▸ **Task to carry out**
Say how many lines below contain the word "followers". The number is the entire reply.

▸ **Data extracts**
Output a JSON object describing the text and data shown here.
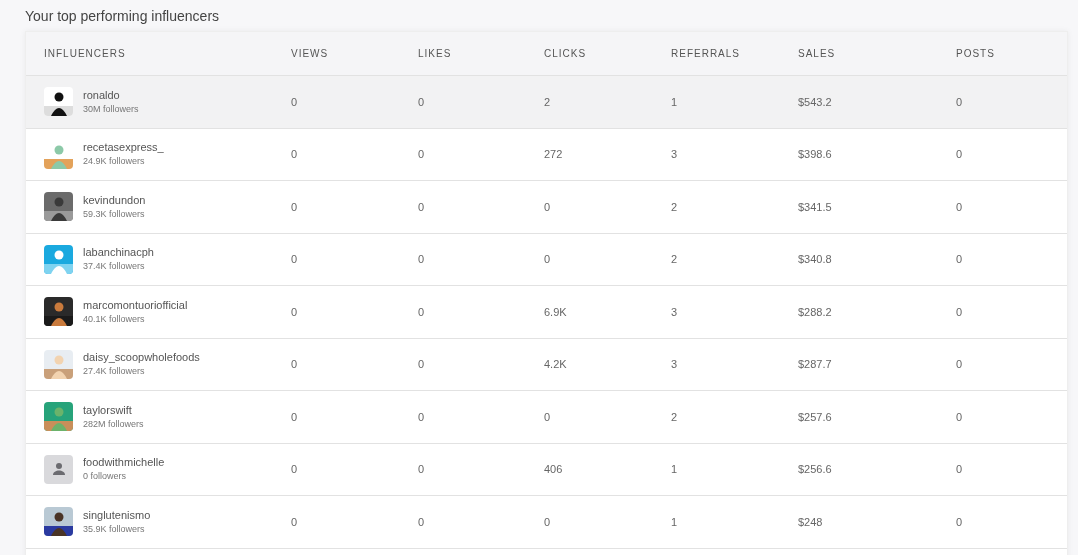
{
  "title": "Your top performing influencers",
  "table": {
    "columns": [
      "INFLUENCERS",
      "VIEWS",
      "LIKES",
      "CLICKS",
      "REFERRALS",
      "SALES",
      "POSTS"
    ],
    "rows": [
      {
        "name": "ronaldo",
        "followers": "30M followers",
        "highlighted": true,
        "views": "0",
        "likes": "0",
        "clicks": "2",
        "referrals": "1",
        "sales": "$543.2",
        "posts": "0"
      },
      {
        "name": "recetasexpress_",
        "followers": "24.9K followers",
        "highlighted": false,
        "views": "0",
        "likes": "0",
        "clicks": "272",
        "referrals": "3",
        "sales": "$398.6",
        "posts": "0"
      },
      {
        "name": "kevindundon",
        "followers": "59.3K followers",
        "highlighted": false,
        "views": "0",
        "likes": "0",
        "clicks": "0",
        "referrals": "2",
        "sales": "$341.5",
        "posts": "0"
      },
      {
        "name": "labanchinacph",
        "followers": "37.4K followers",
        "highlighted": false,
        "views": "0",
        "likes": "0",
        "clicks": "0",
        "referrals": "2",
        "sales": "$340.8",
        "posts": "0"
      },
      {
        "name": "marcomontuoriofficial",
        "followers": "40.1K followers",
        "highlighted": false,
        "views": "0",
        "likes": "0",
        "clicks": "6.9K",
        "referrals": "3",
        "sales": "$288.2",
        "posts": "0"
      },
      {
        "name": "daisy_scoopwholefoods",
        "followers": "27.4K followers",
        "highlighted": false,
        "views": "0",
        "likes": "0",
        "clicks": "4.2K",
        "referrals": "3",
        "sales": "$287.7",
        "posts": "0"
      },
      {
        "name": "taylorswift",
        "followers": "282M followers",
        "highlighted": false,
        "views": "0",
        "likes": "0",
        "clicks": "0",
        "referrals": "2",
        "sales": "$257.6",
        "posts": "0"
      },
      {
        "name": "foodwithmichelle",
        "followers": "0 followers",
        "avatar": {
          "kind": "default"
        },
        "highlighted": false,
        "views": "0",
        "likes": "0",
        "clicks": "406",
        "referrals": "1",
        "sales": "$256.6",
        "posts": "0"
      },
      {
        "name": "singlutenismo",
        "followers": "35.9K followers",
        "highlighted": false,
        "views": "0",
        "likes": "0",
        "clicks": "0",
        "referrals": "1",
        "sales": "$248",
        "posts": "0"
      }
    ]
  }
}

▸ **Exercise output**
9